§ **Task to complete**:
Search the listing below for the string "stack", then copy every line it appears in.

§ **Information supplied**:

*** Begin section ***

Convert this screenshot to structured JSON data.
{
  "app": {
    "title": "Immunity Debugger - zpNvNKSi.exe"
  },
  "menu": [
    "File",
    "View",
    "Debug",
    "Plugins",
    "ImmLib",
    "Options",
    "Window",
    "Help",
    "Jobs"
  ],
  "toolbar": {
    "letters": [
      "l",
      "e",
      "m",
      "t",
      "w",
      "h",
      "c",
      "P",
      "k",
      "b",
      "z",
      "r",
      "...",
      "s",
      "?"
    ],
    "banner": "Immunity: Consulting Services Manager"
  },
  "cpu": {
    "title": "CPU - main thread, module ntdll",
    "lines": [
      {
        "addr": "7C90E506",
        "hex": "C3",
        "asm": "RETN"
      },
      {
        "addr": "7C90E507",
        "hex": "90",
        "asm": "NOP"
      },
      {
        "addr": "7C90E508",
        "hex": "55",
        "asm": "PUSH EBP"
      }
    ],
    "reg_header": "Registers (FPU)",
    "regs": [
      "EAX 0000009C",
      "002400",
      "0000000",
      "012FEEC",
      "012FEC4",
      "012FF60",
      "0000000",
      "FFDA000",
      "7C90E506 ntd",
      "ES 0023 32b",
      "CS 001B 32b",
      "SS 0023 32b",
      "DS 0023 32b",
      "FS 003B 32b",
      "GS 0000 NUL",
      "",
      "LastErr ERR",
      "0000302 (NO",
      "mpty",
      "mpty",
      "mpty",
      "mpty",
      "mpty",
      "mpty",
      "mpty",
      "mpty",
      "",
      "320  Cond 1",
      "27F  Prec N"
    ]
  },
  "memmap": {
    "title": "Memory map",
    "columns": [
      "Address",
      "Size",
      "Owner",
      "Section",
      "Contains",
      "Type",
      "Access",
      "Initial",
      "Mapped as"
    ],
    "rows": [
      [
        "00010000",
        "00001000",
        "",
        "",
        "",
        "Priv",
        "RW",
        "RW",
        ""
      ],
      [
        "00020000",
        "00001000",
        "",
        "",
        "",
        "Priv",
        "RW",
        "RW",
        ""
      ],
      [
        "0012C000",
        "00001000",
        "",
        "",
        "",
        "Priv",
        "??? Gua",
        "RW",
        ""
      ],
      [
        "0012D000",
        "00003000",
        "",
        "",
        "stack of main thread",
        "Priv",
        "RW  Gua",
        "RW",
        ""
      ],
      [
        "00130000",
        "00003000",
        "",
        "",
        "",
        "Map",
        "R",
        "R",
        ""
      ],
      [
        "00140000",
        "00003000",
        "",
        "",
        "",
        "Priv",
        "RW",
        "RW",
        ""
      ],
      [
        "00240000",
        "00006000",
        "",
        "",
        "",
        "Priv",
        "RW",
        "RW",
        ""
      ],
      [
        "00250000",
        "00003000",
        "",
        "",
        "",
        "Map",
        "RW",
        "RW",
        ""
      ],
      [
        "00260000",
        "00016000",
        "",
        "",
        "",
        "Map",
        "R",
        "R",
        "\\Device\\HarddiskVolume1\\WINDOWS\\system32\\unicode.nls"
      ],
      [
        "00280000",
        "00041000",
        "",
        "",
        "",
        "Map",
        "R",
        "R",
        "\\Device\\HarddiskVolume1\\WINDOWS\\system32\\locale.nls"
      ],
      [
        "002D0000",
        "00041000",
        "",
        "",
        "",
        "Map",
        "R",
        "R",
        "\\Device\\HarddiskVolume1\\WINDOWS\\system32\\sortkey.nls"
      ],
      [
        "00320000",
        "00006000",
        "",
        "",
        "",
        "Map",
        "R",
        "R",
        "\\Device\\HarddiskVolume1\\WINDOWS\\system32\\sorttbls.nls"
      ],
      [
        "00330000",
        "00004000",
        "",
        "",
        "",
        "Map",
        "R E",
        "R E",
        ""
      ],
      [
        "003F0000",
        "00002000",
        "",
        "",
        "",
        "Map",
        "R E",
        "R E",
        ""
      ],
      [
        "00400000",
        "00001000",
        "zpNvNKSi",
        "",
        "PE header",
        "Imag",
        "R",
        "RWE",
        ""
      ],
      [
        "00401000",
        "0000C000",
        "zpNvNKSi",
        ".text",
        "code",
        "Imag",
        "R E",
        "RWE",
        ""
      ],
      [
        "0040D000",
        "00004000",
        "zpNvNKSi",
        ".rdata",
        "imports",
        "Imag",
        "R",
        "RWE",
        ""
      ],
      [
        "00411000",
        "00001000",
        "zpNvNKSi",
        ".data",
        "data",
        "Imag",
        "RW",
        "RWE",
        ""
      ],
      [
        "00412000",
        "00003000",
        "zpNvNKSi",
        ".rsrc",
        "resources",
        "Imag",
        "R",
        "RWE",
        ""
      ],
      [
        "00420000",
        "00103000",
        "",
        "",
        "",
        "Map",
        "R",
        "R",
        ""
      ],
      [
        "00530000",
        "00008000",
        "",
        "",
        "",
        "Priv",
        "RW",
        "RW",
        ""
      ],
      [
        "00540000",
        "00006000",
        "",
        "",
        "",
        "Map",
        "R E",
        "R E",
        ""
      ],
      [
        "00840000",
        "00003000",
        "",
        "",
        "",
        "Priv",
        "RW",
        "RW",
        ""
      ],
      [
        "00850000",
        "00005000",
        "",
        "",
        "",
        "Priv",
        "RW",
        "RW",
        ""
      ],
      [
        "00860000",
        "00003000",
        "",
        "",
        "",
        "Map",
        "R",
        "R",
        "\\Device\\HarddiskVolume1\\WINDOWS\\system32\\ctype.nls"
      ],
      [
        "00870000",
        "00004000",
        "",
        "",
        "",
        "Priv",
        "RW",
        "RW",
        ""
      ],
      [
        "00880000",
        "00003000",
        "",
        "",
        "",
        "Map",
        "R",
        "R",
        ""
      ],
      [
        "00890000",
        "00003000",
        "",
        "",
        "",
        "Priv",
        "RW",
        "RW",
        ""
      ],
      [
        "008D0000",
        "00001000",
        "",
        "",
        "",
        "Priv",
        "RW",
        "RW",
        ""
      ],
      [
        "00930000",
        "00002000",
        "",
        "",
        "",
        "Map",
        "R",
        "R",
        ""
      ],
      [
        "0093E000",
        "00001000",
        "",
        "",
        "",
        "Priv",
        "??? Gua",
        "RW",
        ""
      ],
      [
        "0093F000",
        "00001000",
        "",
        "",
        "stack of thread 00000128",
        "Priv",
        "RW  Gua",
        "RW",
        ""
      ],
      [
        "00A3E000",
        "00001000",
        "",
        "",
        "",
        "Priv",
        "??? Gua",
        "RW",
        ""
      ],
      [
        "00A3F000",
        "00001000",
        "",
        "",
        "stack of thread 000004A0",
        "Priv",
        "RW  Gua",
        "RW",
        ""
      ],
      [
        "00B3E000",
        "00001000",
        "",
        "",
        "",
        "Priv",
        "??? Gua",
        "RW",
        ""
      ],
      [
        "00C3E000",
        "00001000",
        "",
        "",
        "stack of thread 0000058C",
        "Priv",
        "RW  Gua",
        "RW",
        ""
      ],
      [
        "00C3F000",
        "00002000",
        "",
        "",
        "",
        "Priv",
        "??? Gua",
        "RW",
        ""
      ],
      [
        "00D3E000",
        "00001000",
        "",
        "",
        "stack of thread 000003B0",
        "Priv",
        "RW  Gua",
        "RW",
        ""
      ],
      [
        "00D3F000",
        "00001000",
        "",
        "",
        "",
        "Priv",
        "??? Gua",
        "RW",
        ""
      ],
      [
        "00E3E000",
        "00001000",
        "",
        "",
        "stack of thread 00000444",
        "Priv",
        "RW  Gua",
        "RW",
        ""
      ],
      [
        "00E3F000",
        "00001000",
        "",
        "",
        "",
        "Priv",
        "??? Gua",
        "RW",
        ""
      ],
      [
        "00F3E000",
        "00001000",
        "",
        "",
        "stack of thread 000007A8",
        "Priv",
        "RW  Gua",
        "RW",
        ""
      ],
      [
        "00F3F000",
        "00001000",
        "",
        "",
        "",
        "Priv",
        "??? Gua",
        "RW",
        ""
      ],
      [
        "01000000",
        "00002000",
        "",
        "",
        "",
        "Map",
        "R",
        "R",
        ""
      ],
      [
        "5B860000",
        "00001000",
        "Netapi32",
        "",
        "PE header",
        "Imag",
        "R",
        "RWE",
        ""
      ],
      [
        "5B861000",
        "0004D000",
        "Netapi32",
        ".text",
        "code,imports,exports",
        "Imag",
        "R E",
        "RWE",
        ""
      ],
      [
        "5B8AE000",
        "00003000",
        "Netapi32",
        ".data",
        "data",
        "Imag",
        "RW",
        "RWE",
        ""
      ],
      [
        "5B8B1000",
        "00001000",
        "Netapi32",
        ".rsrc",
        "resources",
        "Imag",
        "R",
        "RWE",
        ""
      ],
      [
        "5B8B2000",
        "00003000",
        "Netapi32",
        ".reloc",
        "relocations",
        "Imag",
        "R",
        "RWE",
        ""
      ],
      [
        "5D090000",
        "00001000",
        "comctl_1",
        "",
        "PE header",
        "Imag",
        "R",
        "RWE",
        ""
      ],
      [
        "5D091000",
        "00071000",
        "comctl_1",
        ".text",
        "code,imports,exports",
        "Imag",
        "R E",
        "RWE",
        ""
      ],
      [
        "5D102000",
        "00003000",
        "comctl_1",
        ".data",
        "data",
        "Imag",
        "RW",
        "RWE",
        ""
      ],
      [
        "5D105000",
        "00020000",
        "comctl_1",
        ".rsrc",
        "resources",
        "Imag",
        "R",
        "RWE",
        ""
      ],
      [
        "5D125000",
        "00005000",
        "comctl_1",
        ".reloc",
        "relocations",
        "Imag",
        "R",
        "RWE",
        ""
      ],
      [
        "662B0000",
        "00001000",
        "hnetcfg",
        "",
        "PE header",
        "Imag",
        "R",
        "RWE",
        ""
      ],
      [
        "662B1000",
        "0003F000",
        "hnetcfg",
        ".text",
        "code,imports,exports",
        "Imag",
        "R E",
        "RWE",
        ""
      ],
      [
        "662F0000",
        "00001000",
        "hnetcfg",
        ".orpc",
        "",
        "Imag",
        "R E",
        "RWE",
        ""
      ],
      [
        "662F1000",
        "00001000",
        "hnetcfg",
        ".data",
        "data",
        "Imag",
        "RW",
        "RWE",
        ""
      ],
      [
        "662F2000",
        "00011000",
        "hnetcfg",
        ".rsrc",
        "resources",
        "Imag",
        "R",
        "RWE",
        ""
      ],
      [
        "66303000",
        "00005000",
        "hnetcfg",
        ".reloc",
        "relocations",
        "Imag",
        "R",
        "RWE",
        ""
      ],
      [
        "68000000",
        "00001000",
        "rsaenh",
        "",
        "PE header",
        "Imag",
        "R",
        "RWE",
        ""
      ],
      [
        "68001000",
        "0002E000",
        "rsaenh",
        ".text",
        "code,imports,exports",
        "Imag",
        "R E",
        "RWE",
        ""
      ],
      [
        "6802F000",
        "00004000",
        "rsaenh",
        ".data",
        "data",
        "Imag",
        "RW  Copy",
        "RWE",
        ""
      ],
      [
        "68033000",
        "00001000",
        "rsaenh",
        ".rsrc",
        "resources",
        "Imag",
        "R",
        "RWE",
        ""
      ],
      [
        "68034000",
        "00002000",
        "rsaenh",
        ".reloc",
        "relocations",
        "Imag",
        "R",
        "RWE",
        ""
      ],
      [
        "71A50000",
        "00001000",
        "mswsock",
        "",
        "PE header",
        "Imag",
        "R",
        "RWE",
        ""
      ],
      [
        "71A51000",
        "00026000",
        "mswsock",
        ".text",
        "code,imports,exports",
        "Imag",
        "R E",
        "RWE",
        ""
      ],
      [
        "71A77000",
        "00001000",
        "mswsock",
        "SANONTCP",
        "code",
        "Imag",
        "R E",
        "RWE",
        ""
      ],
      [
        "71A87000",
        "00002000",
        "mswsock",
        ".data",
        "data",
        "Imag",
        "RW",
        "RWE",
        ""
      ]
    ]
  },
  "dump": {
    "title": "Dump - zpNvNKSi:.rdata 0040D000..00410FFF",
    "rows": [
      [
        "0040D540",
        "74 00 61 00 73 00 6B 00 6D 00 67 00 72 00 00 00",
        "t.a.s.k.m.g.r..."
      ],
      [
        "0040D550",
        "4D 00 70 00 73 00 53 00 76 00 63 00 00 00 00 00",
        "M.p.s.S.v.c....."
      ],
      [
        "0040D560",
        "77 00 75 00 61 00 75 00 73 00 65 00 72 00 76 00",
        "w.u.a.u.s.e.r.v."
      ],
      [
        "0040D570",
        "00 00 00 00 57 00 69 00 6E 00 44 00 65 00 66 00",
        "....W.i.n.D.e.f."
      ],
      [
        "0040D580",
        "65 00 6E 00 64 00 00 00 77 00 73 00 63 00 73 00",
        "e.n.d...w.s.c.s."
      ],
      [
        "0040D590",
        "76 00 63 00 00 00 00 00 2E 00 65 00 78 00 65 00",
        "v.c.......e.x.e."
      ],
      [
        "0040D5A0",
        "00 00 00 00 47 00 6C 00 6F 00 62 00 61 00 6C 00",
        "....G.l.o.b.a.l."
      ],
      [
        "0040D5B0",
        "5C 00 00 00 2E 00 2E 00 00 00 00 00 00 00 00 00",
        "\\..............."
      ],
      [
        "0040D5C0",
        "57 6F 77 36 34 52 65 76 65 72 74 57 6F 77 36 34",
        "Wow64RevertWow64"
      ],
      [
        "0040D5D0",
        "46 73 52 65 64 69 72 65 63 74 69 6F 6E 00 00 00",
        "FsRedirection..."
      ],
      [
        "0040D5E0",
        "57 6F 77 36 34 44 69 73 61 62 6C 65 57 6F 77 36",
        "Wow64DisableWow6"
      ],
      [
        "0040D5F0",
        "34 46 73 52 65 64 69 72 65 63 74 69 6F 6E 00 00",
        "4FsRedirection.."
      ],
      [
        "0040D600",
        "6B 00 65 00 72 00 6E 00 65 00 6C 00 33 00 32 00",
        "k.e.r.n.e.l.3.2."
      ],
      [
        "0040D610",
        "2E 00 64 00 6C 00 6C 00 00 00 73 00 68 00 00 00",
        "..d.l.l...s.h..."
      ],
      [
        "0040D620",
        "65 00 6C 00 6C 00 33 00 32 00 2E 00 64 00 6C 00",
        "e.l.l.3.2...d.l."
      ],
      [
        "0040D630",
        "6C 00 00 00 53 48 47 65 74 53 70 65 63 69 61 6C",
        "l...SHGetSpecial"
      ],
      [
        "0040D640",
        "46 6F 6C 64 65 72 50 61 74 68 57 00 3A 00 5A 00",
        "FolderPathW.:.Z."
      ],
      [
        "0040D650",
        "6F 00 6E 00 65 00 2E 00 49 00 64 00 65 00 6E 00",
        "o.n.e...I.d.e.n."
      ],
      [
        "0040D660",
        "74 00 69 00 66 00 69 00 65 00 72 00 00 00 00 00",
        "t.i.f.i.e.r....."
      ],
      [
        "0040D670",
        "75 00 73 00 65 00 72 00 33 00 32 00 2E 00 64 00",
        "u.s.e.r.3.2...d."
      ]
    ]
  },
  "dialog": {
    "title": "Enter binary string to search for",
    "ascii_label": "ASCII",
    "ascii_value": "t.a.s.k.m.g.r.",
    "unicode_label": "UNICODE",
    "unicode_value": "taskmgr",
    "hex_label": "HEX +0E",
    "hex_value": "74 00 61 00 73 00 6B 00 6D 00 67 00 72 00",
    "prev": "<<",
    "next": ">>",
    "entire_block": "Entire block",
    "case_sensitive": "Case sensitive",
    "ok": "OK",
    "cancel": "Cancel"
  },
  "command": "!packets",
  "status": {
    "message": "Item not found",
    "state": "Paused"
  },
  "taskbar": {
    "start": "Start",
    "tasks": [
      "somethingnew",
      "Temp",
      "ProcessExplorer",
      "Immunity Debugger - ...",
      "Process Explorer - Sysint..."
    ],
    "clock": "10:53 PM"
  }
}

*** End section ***

§ **Written response**:
        "stack of main thread",
        "stack of thread 00000128",
        "stack of thread 000004A0",
        "stack of thread 0000058C",
        "stack of thread 000003B0",
        "stack of thread 00000444",
        "stack of thread 000007A8",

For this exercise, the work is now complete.